STATEWIDE - Leaving the car running? The house unlocked? Your wallet sitting on a park bench? No worries! New Jersey is apparently safer, with less crime. The number of criminal acts dropped by 5 percent or so last year, the State Police reports. Violent crime was down around 4 percent and the crime index has dropped by more than 25 percent in the last six years, according to early data, the Attorney General reports. Murders are slightly up and rapes are up by 7 percent, but other stuff is down. Collectively, apparently, good news.
BELLEVILLE - Couldn't get to D.C. for to see the cherry blossoms? You're in luck, but act fast. This Essex County town prides itself on having nearly 8,000 cherry blossom trees, triple the number in our nation's capital. At least for now, at this moment, many of these delicate flowering trees are in glorious bloom. Skip work, ignore the kids and blow through all those red lights, as this once-a-year spectacle will be gone within days, or perhaps by lunch.
IN OTHER IMPORTANT NEWS
KNOXVILLE - Assume the class runs from 9-5, when University of Tennessee students can learn all about Dolly Parton as part of an honors history class. Called "Dolly's America," students are actually earning real college credit to learn all about the well-endowed singer. The school attempts to justify this Mickey Mouse course as, ahem, "a lens through which to examine modern Appalachian culture." Can't wait for the chapter in which the class studies the movie "Rhinestone," and the talent duo of Dolly and Sly Stallone. Where else can you find writing like: "All right, we'll go to your place and you can show me your organ. But I'm warnin' you, it'd best be havin' music comin' out of it."
THIS DAY IN HISTORY
A very busy Massachusetts Legislature on this day in 1989, declaring it "New Kids on the Block Day."
WORD OF THE DAY
Lacuna - [luh-kyoo-nuh] - noun
Definition: a gap of missing part in a logical argument

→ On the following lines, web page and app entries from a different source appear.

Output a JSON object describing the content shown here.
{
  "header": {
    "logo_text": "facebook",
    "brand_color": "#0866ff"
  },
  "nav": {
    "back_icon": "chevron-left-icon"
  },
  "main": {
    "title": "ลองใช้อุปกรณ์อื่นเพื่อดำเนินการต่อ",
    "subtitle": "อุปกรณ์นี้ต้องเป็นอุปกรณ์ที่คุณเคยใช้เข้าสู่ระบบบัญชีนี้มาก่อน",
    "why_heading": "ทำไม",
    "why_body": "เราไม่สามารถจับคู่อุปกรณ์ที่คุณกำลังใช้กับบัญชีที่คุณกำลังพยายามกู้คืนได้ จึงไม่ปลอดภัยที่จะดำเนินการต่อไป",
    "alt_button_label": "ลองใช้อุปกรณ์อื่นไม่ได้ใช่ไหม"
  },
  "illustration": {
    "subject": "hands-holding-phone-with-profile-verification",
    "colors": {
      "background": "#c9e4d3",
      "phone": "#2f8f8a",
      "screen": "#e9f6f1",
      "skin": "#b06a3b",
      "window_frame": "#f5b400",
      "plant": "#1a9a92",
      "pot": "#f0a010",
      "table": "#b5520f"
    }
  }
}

Example: My essay was considered by the professor as nothing less than an astonishing lacuna in basic understanding.
WEATHER IN A WORD